The “doc fix”: “Congress has to deal with its annual (or more recently, semiannual) Medicare headache during the lame duck: preventing a nearly 30 percent automatic pay cut to Medicare doctors. Both parties agree that the 1997 formula used to set physicians’ reimbursement for treating Medicare patients is flawed. It was originally intended to restrain health costs—if spending for a given year exceeded the ceiling, doctors’ reimbursement was to be reduced—but Congress regularly overrides the cut in pay. The perennial problem is finding the billions of dollars needed to offset the cost of delaying a pay cut for even a few months.”

The farm bill: “Despite passing one bill out of the Senate and another through the House Agriculture Committee, Congress has yet to finalize legislation reauthorizing agricultural and nutrition programs. The 2008 farm bill expired on Sept. 30, but Congress has not gone into full-blown panic mode—yet. Why not? Many provisions, such as crop insurance and the food-stamp program, do not need new legislation to continue. But the longer Congress goes without passing something—be it some sort of stopgap measure or a new five-year bill—the more problems will arise.”

Wind energy tax credits: “After simmering for the better part of this year, the battle over the wind-energy production tax credit will reach a fevered pitch during the lame-duck session. But supporters and detractors of the policy, which will expire at year’s end unless both chambers vote to renew it, acknowledge that the tax credit’s fate hinges less on its own particular merit and more on how successful lawmakers are at striking a deal to extend a wide range of tax extenders.”

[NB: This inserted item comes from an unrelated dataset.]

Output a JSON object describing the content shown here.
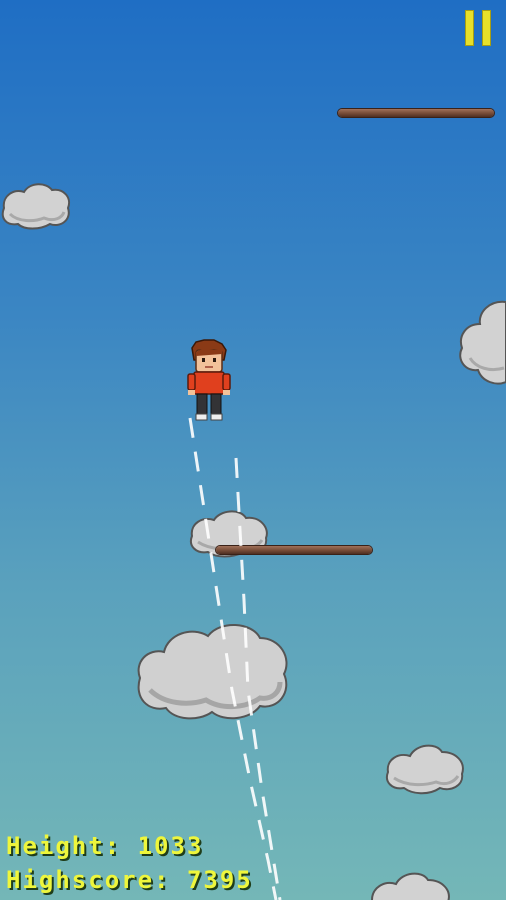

Peter Schorsch is the President of Extensive Enterprises and is the publisher of some of Florida’s most influential new media websites, including SaintPetersBlog.com, FloridaPolitics.com, ContextFlorida.com, and Sunburn, the morning read of what’s hot in Florida politics. SaintPetersBlog has for three years running been ranked by the Washington Post as the best state-based blog in Florida. In addition to his publishing efforts, Peter is a political consultant to several of the state’s largest governmental affairs and public relations firms. Peter lives in St. Petersburg with his wife, Michelle, and their daughter, Ella.